If you have read any science fiction, you know what a railgun is; instead of using a projectile hurled by an explosion, the idea is to use an electomagnetic current to accelerate a non-explosive bullet at several times the speed of sound. The conductive bullet or artillery moves along electrically charged parallel rails out of the barrel at speeds as high as Mach 7. 

The result: a weapon that can hit a target 100 miles or more away within minutes, seven times as far as current ship-mounted guns.

The Office of Naval Research (ONR) achieved a  milestone yesterday when it successfully conducted a world-record 33-megajoule shot of the Electromagnetic Railgun aboard Naval Surface Warfare Center Dahlgren Division.  A megajoule is a measurement of energy associated with a mass traveling at a certain velocity. In simple terms, a one-ton vehicle moving at 100 mph equals a megajoule of energy.

US Navy railgun test
High-speed camera image of the Office of Naval Research Electromagnetic Railgun located at the Naval Surface Warfare Center Dahlgren Division, firing a world-record setting 33 mega-joule shot, breaking the previous record established Jan. 31, 2008. The railgun is a long-range, high-energy gun launch system that uses electricity rather than gunpowder or rocket motors to launch projectiles capable of striking a target at a range of more than 200 nautical miles with Mach 7 velocity. A future tactical railgun will hit targets at ranges almost 20 times farther than conventional surface ship combat systems. (U.S. Navy photo/Released)

"Today's railgun test demonstrates the tactical relevance of this technology, which could one day complement traditional surface ship combat systems," said Rear Adm. Nevin Carr, chief of naval research.

"The 33-megajoule shot means the Navy can fire projectiles at least 110 nautical miles, placing Sailors and Marines at a safe standoff distance and out of harm's way, and the high velocities achievable are tactically relevant for air and missile defense," he said. "This demonstration moves us one day closer to getting this advanced capability to sea."

Besides the extended ranges, the railgun also improves safety for Sailors and Marines because it will eliminate the need for a high-energy explosive warhead and traditional gun propellants. Removing explosives and chemicals will also reduce the munitions logistic chain.
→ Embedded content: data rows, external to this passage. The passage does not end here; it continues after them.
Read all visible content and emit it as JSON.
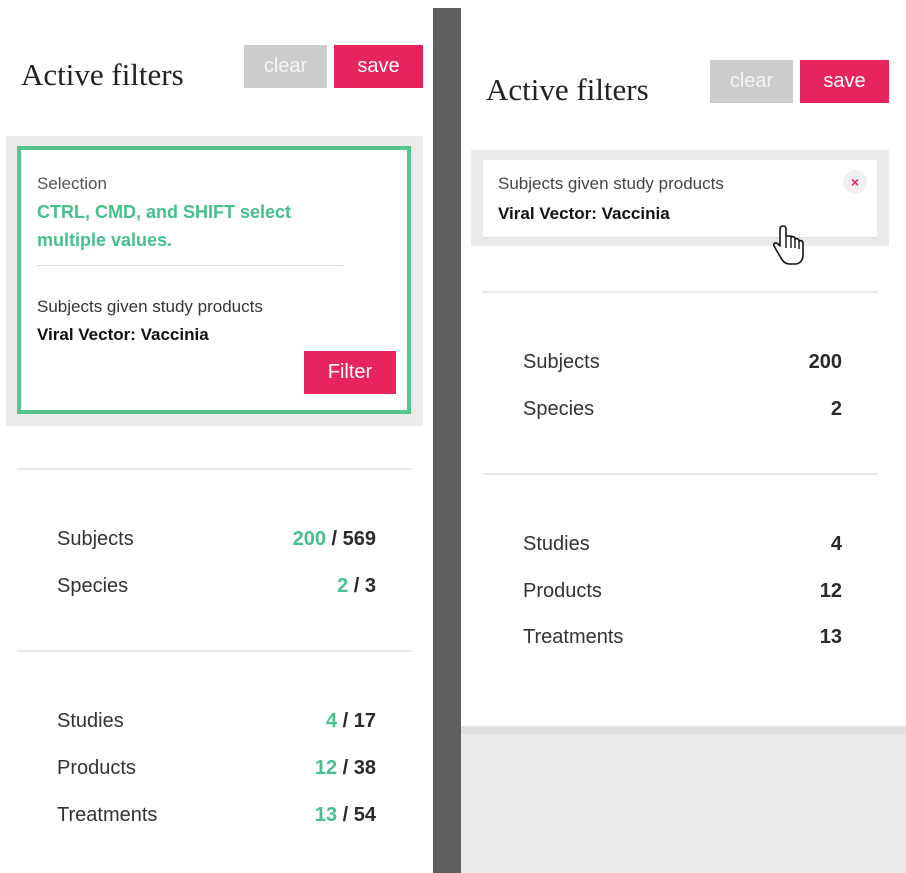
{
  "left": {
    "title": "Active filters",
    "clear_label": "clear",
    "save_label": "save",
    "selection": {
      "heading": "Selection",
      "hint": "CTRL, CMD, and SHIFT select multiple values.",
      "filter_name": "Subjects given study products",
      "filter_value": "Viral Vector: Vaccinia",
      "filter_button": "Filter"
    },
    "stats_group1": [
      {
        "label": "Subjects",
        "selected": "200",
        "total": "/ 569"
      },
      {
        "label": "Species",
        "selected": "2",
        "total": "/ 3"
      }
    ],
    "stats_group2": [
      {
        "label": "Studies",
        "selected": "4",
        "total": "/ 17"
      },
      {
        "label": "Products",
        "selected": "12",
        "total": "/ 38"
      },
      {
        "label": "Treatments",
        "selected": "13",
        "total": "/ 54"
      }
    ]
  },
  "right": {
    "title": "Active filters",
    "clear_label": "clear",
    "save_label": "save",
    "filter_card": {
      "name": "Subjects given study products",
      "value": "Viral Vector: Vaccinia",
      "remove_glyph": "×"
    },
    "stats_group1": [
      {
        "label": "Subjects",
        "value": "200"
      },
      {
        "label": "Species",
        "value": "2"
      }
    ],
    "stats_group2": [
      {
        "label": "Studies",
        "value": "4"
      },
      {
        "label": "Products",
        "value": "12"
      },
      {
        "label": "Treatments",
        "value": "13"
      }
    ]
  },
  "colors": {
    "accent_green": "#46c08a",
    "accent_pink": "#e8245c",
    "divider": "#5f5f5f"
  },
  "icons": {
    "remove": "close-icon",
    "cursor": "hand-pointer-icon"
  }
}
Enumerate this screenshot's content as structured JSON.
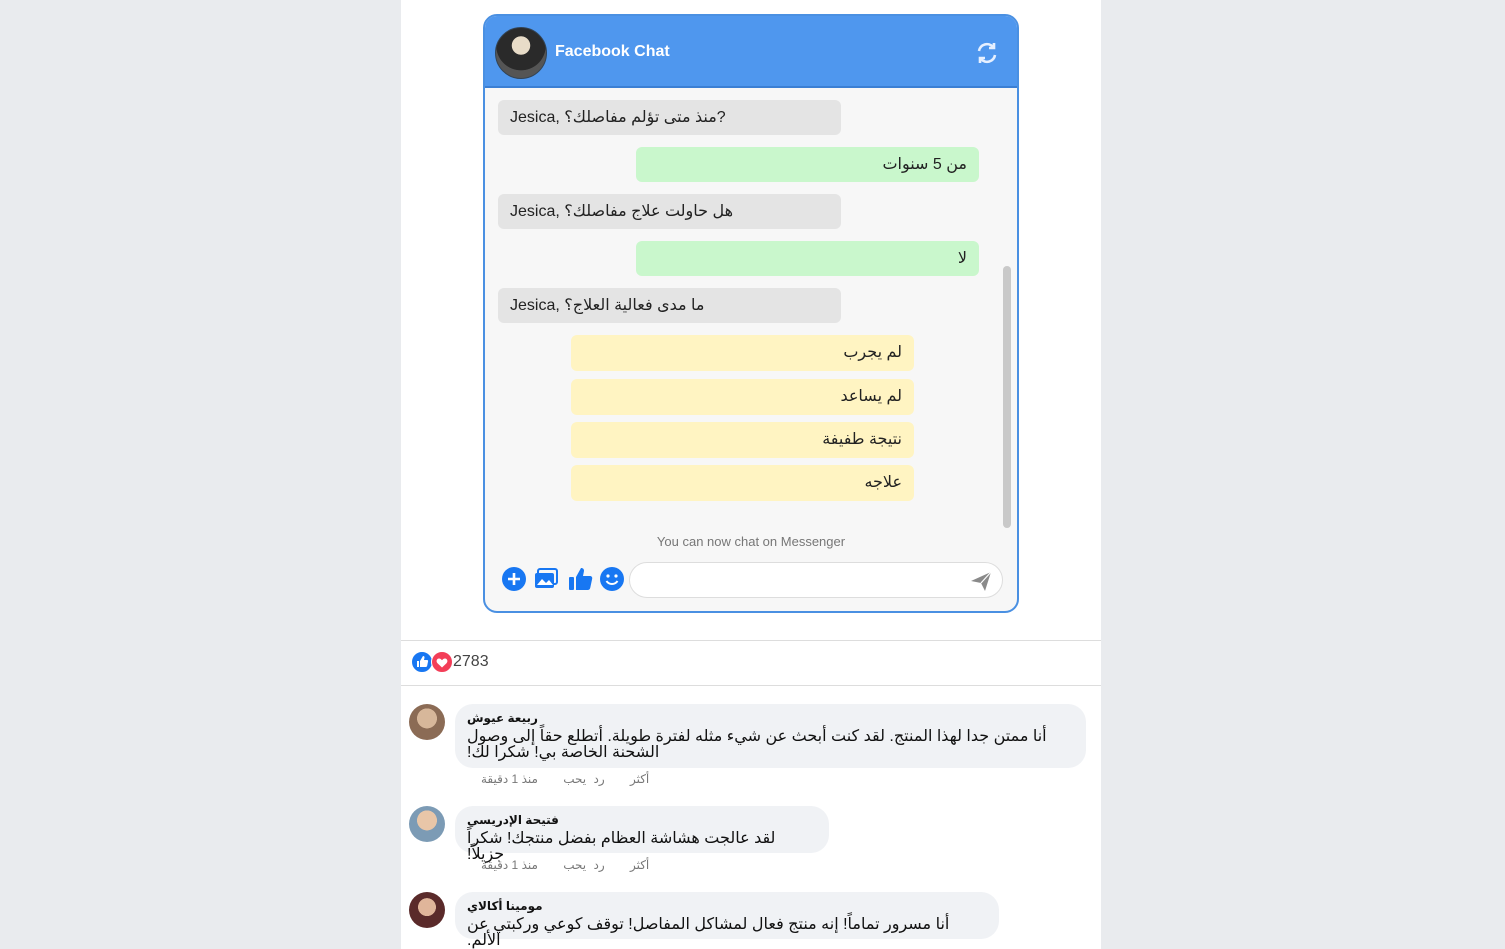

In 2008, ONR conducted a 10-megajoule railgun shot for media and visitors at Dahlgren. Today's demonstration showed researchers are steadily progressing toward developing a railgun that could hit targets almost 20 times farther than conventional ship combat systems.  A 33-megajoule shot, for example, could potentially reach extended ranges with Mach 5 velocity, five times the speed of sound.

So when will it be ready?   The Navy says they want their railguns to fire 6-12 rounds a minute and they would have those fully-functional railguns on the decks of U.S. Navy ships in the 2025 time frame.   With GPS that would mean pinpoint accuracy as far as 200 miles away.

Future warfare isn't here just yet but this test is 3X better than the one in 2008 - so it's getting closer.